What you will do: In the records below, find each line holding the word "Bikes" and copy it.

Start of Dataset extract

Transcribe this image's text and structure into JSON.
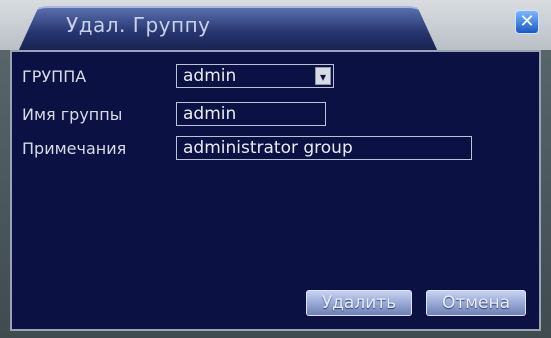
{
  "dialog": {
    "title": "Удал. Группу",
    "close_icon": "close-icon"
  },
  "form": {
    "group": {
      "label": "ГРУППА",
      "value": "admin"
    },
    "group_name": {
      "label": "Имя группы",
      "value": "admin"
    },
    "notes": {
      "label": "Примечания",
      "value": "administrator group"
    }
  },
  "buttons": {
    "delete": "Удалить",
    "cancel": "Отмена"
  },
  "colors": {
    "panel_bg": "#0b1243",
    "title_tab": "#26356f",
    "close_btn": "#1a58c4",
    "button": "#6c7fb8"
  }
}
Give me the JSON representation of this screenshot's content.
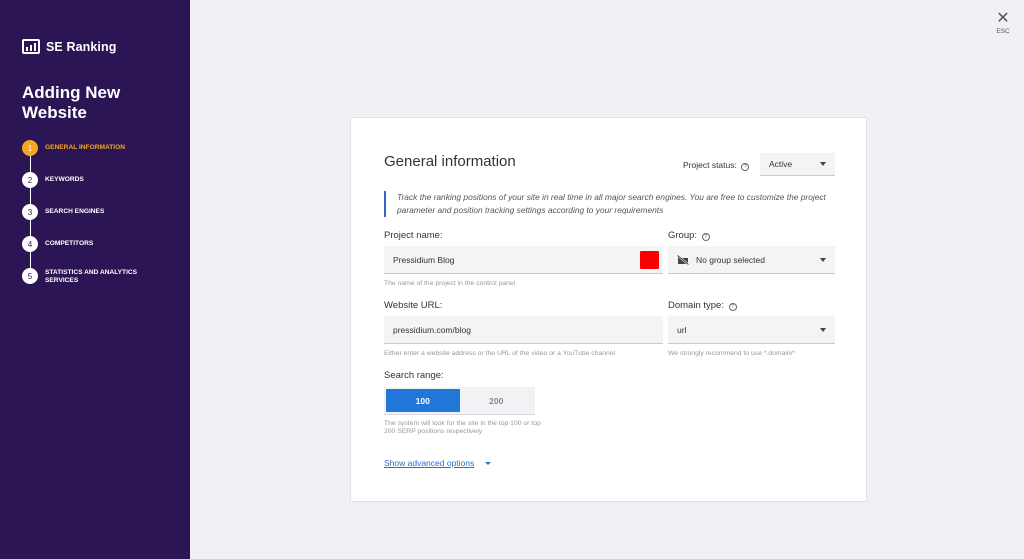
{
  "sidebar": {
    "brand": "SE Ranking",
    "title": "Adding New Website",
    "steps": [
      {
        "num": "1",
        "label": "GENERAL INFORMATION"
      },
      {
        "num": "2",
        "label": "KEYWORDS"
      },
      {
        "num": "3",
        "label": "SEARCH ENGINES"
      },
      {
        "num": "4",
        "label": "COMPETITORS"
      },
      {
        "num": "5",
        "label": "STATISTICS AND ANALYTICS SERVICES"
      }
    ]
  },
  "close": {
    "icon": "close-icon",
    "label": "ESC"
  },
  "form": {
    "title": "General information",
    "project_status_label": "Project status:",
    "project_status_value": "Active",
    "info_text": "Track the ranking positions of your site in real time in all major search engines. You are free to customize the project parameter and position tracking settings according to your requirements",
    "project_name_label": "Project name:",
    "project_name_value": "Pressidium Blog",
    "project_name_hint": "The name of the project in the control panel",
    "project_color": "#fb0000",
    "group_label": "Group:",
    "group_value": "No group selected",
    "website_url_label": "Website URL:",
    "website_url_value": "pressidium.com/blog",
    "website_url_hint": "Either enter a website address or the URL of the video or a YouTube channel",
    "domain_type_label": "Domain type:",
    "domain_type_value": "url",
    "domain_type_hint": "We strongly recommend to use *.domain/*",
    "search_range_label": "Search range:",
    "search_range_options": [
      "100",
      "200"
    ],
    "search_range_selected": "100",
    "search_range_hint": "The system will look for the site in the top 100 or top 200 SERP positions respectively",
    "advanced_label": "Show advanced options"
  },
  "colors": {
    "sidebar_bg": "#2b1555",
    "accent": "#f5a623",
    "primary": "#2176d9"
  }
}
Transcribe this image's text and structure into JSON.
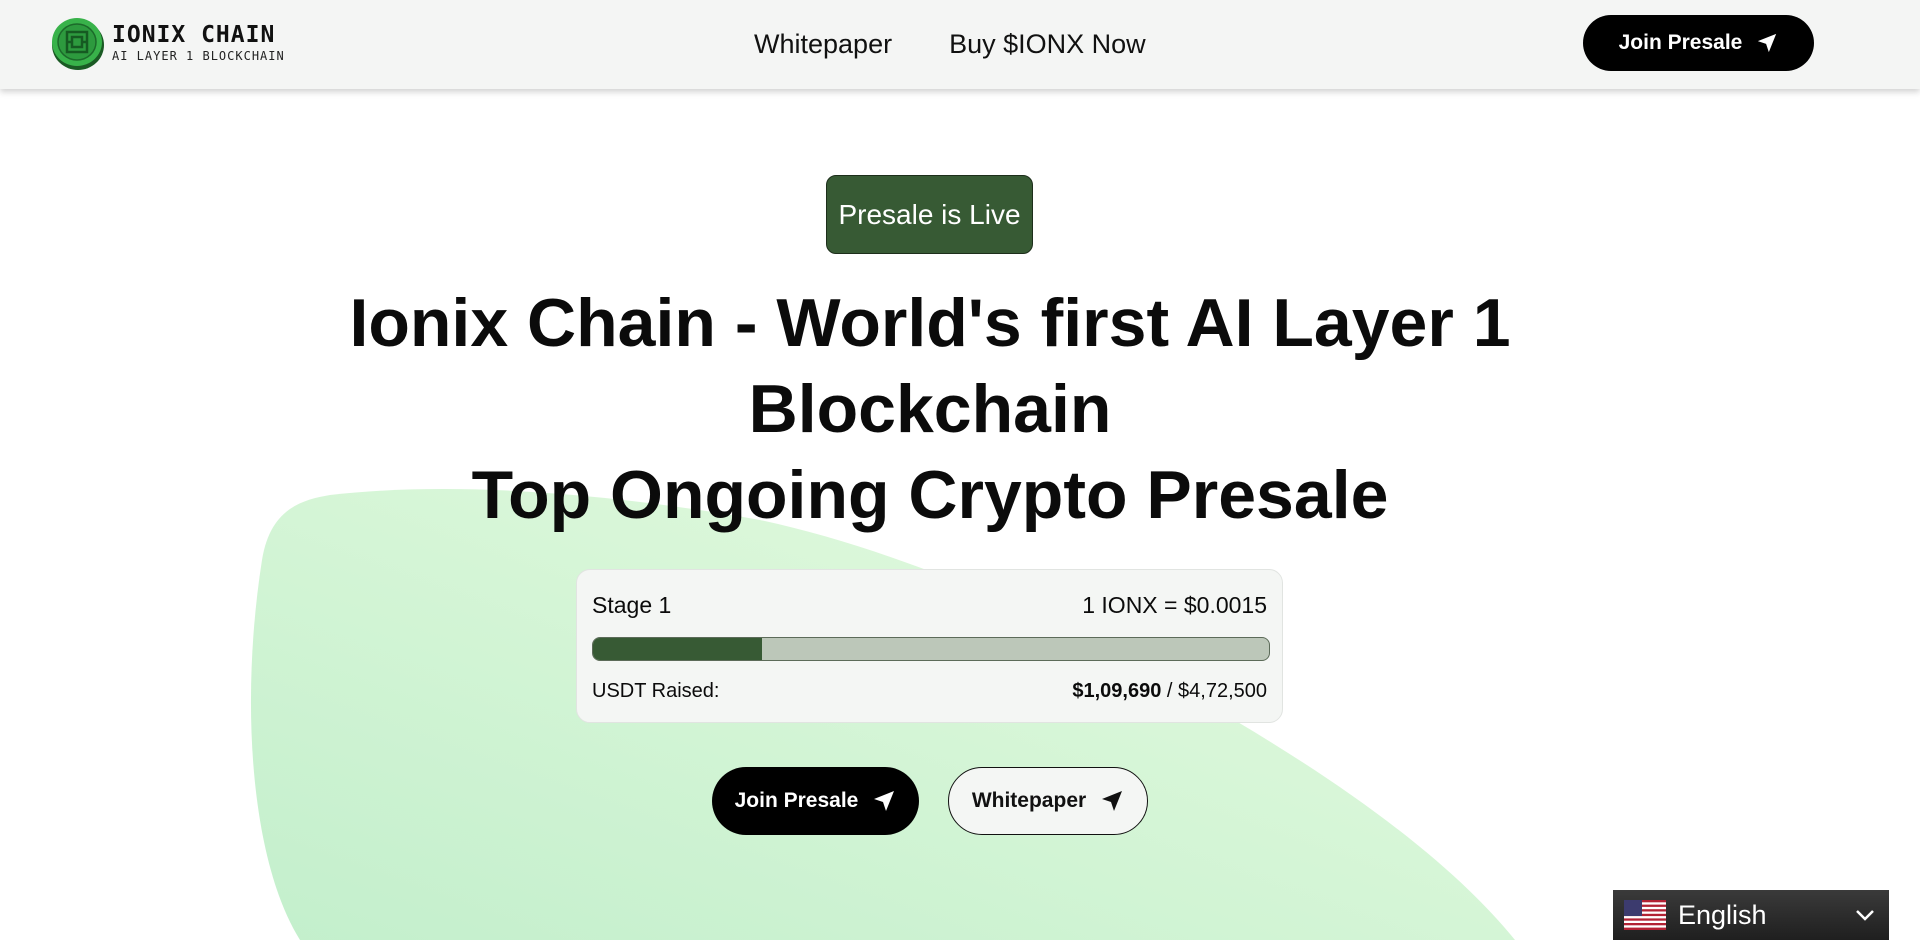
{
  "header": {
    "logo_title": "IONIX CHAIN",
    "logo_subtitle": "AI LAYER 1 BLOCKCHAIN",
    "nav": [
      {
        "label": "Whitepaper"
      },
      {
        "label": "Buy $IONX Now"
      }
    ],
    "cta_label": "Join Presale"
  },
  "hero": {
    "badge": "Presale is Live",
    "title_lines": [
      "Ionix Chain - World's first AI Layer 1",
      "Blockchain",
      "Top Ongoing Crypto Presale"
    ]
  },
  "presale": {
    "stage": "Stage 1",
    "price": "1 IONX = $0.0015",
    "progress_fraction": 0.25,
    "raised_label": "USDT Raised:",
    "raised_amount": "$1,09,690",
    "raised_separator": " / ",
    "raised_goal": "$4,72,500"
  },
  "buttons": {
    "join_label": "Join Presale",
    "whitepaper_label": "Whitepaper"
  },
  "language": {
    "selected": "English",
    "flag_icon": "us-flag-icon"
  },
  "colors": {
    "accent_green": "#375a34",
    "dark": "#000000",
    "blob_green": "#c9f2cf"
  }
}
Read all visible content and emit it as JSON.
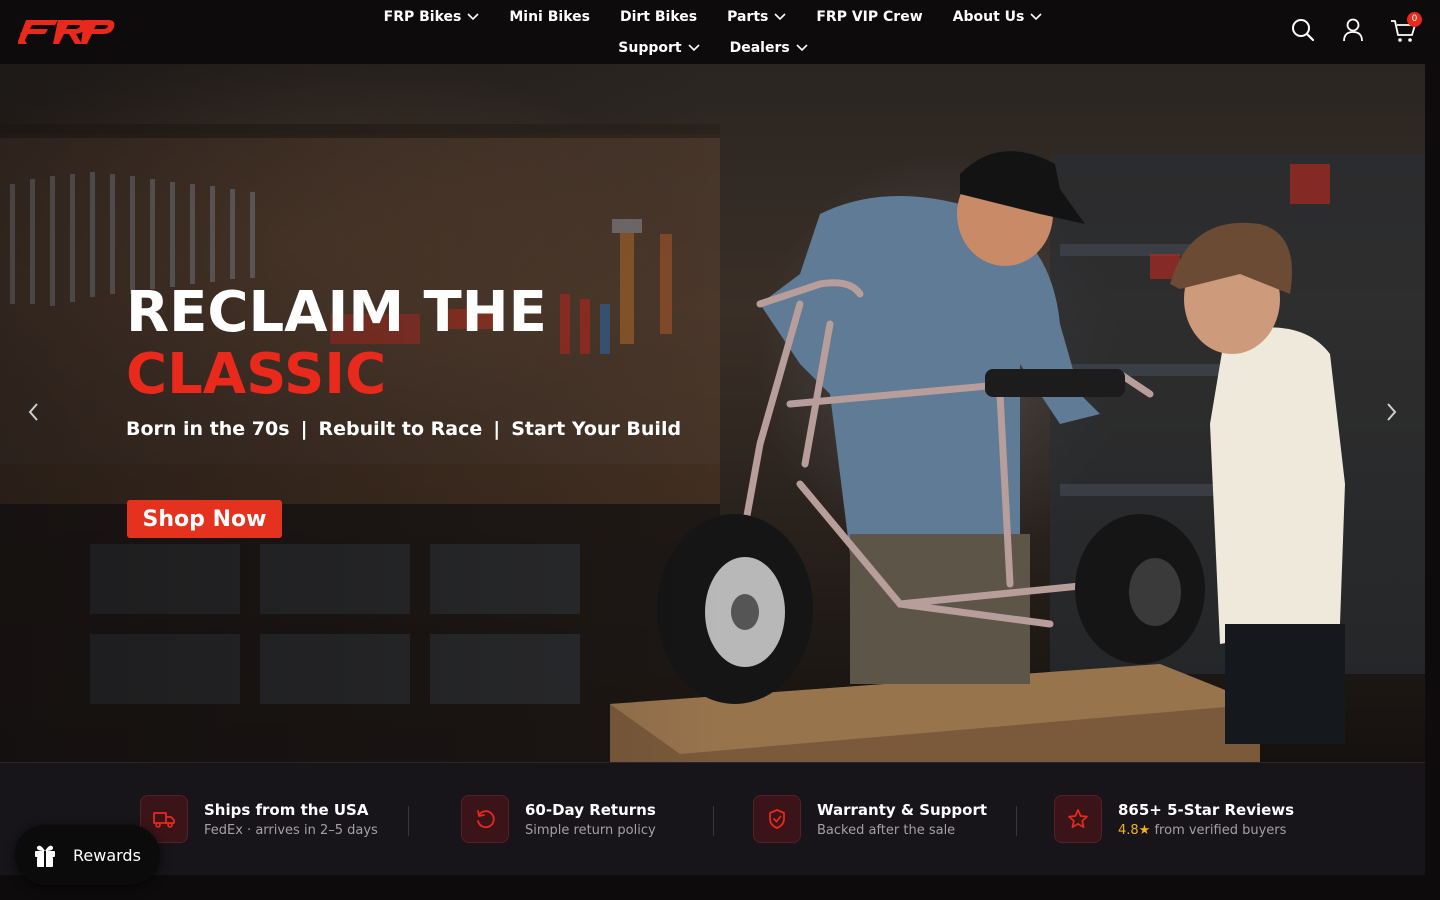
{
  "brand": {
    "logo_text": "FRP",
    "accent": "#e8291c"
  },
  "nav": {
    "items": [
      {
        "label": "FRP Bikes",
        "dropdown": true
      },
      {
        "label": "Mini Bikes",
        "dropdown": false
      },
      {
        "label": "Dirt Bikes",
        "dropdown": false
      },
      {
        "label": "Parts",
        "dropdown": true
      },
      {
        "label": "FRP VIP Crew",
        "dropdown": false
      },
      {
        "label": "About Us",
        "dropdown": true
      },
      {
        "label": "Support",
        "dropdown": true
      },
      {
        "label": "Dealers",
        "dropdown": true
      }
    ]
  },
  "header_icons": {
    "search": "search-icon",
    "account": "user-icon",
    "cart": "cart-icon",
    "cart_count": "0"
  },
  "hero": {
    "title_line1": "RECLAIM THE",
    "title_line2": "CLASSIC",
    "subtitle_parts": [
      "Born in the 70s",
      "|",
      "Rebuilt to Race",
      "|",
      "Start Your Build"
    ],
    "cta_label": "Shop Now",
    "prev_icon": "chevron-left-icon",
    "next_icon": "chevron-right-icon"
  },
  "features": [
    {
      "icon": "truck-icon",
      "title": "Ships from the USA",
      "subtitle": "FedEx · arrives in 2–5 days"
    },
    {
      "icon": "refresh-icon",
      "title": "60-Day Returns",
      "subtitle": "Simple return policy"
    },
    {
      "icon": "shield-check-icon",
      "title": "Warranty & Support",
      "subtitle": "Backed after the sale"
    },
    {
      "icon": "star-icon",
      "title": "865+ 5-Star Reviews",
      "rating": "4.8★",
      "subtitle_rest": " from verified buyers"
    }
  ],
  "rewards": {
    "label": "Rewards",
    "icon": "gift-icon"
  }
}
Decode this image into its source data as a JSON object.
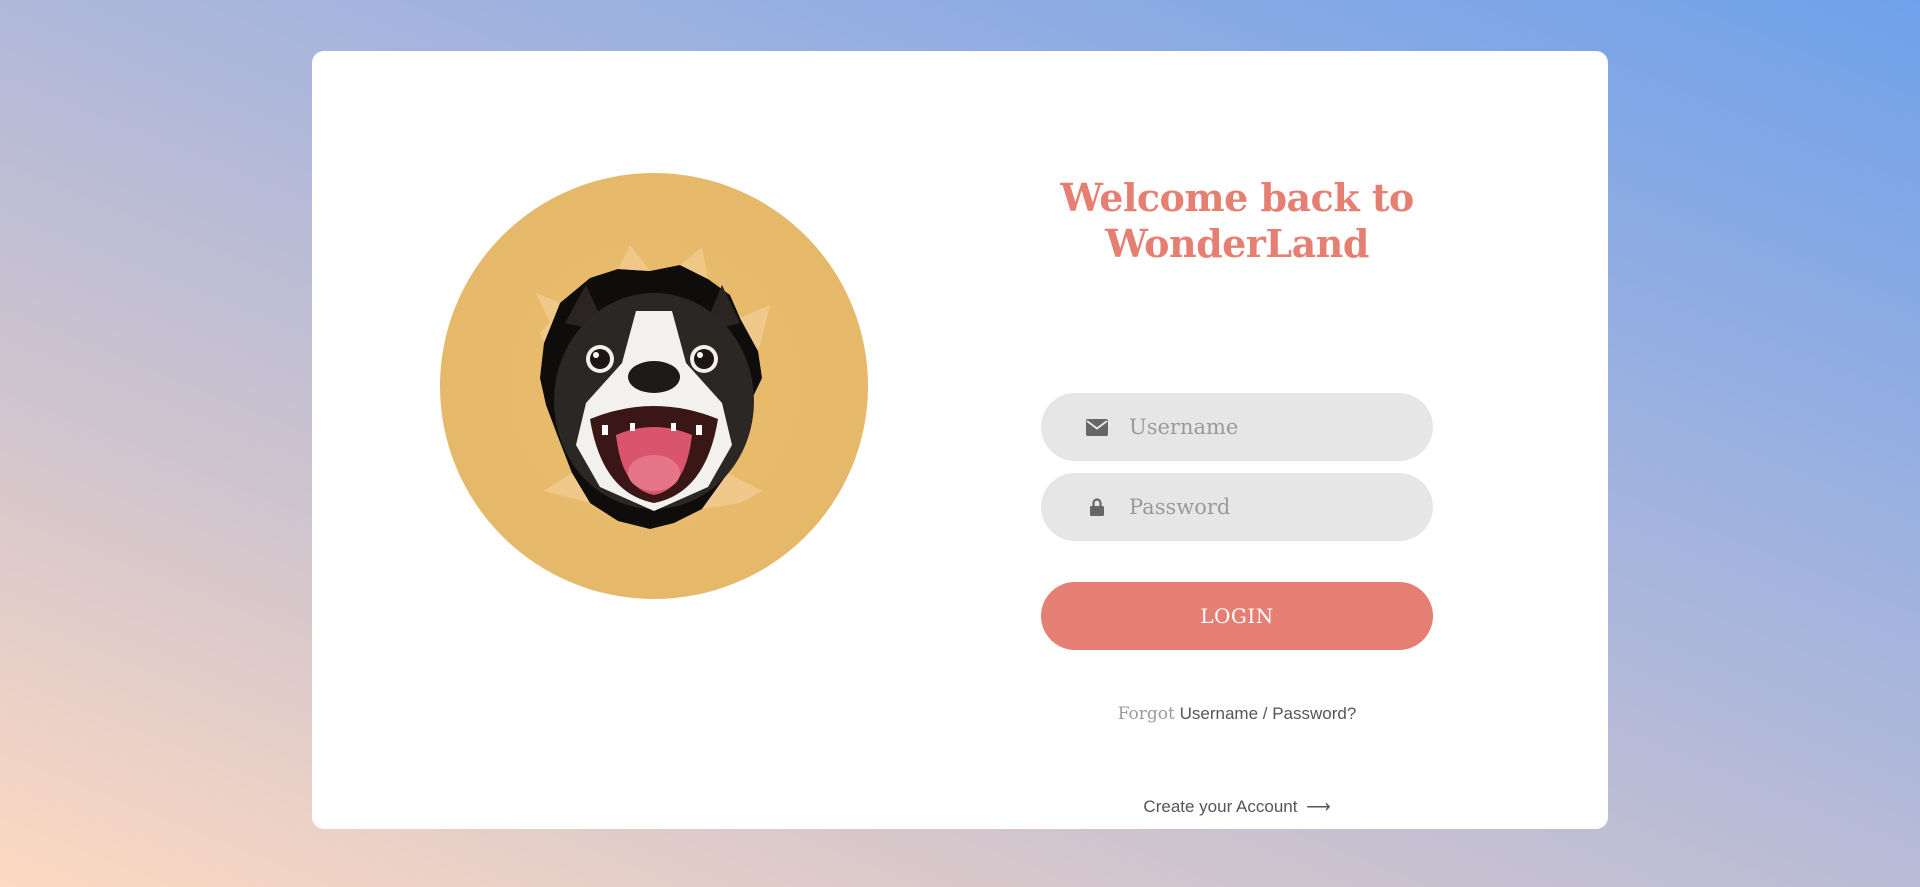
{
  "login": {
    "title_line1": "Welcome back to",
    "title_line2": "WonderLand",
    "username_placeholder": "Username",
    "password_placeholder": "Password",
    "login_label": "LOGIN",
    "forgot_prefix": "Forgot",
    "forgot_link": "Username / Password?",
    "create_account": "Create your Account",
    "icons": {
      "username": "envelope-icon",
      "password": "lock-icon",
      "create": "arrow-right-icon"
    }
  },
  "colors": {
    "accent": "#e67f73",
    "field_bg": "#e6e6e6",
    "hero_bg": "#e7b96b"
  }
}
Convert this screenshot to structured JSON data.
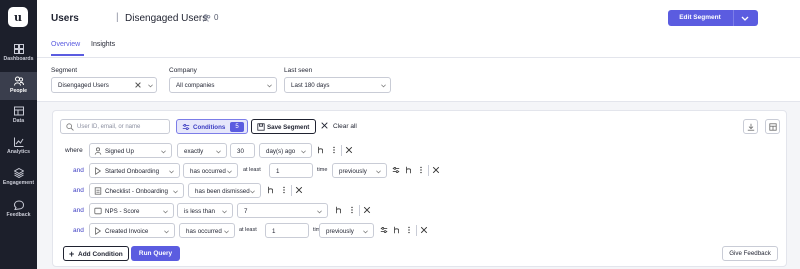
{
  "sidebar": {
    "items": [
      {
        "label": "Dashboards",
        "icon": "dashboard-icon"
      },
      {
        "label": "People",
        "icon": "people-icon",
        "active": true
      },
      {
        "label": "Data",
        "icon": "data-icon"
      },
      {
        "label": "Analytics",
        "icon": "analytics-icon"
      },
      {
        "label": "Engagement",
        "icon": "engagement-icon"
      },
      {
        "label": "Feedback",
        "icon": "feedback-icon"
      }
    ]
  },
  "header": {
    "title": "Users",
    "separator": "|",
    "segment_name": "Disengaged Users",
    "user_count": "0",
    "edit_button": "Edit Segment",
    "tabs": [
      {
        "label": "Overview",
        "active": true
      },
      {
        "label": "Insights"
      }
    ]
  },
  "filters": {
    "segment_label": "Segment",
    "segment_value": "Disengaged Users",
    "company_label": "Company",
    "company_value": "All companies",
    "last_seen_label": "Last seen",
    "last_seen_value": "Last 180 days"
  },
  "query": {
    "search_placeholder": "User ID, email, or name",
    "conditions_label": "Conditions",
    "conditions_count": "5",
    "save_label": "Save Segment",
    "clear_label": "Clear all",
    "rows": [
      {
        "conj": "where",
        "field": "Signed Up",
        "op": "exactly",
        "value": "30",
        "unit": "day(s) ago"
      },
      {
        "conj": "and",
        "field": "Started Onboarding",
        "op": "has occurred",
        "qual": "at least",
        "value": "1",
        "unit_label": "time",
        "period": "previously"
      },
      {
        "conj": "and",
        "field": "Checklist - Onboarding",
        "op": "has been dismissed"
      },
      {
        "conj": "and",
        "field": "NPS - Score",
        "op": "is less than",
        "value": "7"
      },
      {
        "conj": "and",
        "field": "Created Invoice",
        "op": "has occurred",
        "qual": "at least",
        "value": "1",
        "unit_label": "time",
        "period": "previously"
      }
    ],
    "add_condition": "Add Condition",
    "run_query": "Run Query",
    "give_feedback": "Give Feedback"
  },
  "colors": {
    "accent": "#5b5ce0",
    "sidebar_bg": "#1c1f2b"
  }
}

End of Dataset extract

Result of the exercise:
        "label": "FRP Bikes",
        "label": "Mini Bikes",
        "label": "Dirt Bikes",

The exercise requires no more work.